The Atomic Bomb






THE ATOMIC BOMB
Seven months after the discovery of the neutron, on September 12, 1932, Leo Szilard inaugurated the possibility of a controlled release of atomic power through a multiplying neutron chain reaction. Leo was legally recognized as the inventor of the atomic bomb on July 4, 1934. He described not only the basic concept of using neutron induced chain reactions to create explosions, but also the key concept of the critical mass.
There are 2 types of atomic explosions, one in which two fragments of comparable mass, with the evolution of approximately 100 million to several hundred million volts of energy. This energy is expelled explosively and violently in the atomic bomb. The second type of atomic explosion derives its power from the fusing of nuclei of various hydrogen isotopes in the formation of helium nuclei.
The massive power behind the reaction in an atomic bomb arises from the forces that hold the atom together. These forces are akin to, but not quite the same as, magnetism. Atoms are comprised of three sub-atomic particles. Protons and neutrons cluster together to form the nucleus (central mass) of the atom while the electrons orbit the nucleus much like planets around a sun. It is these particles that determine the stability of the atom. Most natural elements have very stable atoms which are impossible to split except by bombardment by particle accelerators. For all practical purposes, the one true element whose atoms can be split comparatively easily is the metal Uranium. Uranium\'s atoms are unusually large, henceforth, it is hard for them to hold together firmly. It is also a heavy metal, heavier than gold, and not only does it have the largest atoms of any natural element, the atoms that comprise Uranium have far more neutrons than protons. This does not enhance their capacity to split, but it does have an important bearing on their capacity to facilitate an explosion.

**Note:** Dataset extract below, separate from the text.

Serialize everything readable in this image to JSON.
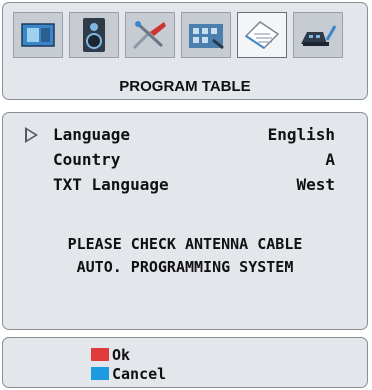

There are two isotopes of Uranium. Natural Uranium consists mostly of isotope U-238, which has 92 protons and 146 neutrons (92+146=238). Mixed with this isotope, one will find a 0.6% accumulation of U-235, which has only 143 neutrons. This isotope, unlike U-238, has atoms that can be split, thus it is extremely useful in making atomic bombs. Being that U-238 is neutron-heavy, it reflects neutrons, rather than absorbing them like its brother isotope, U-235. (U-238 serves no function in an atomic reaction, but its properties provide an excellent shield for the U-235 in a constructed bomb as a neutron reflector. This helps prevent an accidental chain reaction between the larger U-235 mass and its \'bullet\' counterpart within the bomb. Also note that while U-238 cannot facilitate a chain-reaction, it can be neutron-saturated to produce Plutonium (Pu-239). Plutonium can be used in place of Uranium-235 albeit, with a different model of detonator} in an atomic bomb. Both isotopes of Uranium are naturally radioactive. Their bulky atoms disintegrate over a period of time. Given enough time, (over 100,000 years or more) Uranium will eventually lose so many particles that it will turn into the metal lead.
However, this process can be accelerated. This process is known as the chain reaction. Instead of disintegrating slowly, the atoms are forcibly split by neutrons forcing their way into the nucleus. A U-235 atom is so unstable that a blow from a single neutron is enough to split it and henceforth bring on a chain reaction. This can happen even when a critical mass is present. When this chain reaction occurs, the Uranium atom splits into two smaller atoms of different elements, such as Barium and Krypton. When a U-235 atom splits, it gives off energy in the form of heat and Gamma radiation, which is the most powerful form of radioactivity and the most lethal. When this reaction occurs, the split atom will also give off two or three of its \'spare\' neutrons, which are not needed to make either Barium or Krypton. These spare neutrons fly out with sufficient force to split other atoms they come in contact with.
In theory, it is necessary to split only one U-235 atom, and the neutrons from this will split other atoms, which will split more and so forth. This progression does not take place arithmetically, but geometrically. All of